He says school boards and others have warned that people will lose their jobs when the government prohibits employees in positions of authority, including teachers, from wearing such symbols as the hijab, kippa and turban. The government asked them to provide numbers to see how many current employees would be affected.

Simon Jolin-Barrette, Quebec’s Minister of Immigration, Diversity and Inclusion, confirmed Monday that the government has approached school boards, the provincial police and its own Justice Department to ask about the wearing of religious symbols.

Speaking in Gatineau, Que. Tuesday, Legault defended the initiative, which has been criticized by school boards as a form of profiling.
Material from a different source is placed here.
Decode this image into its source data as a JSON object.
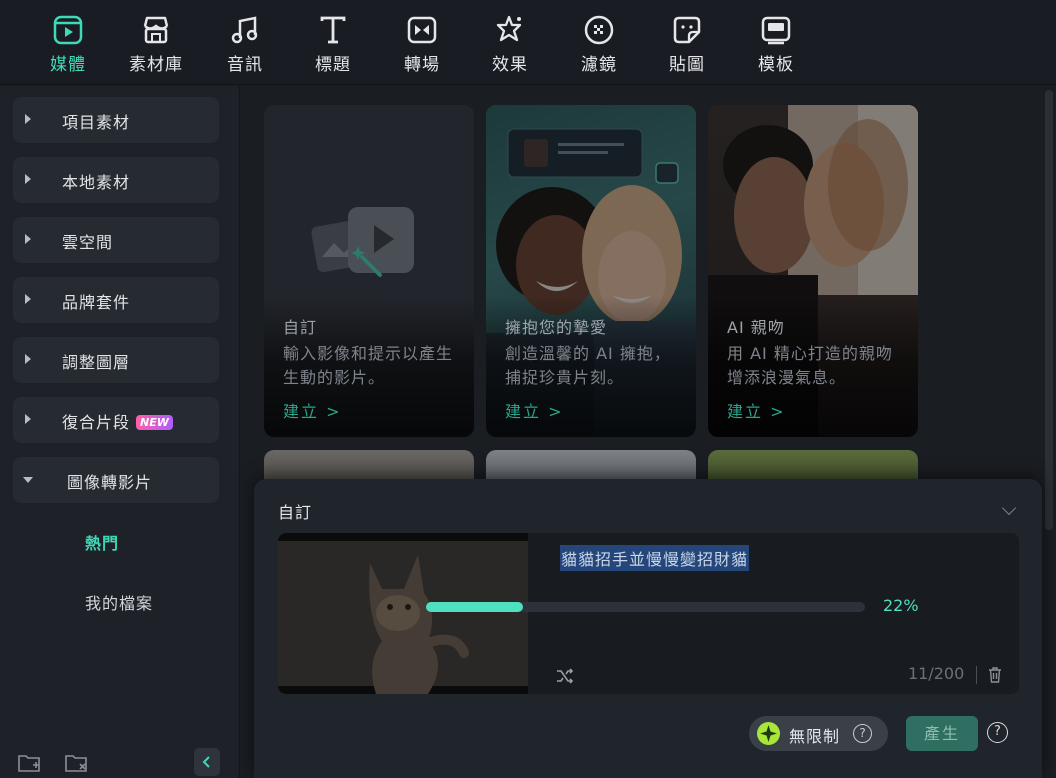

He insisted the government has not begun an inventory.

He reiterated that a bill on secularism will be tabled in the legislature at the start of its next session, adding that the Coalition Avenir Quebec government is respecting a promise made during the last election campaign.

The Quebec legislature resumes sitting Feb. 5.

The Canadian Press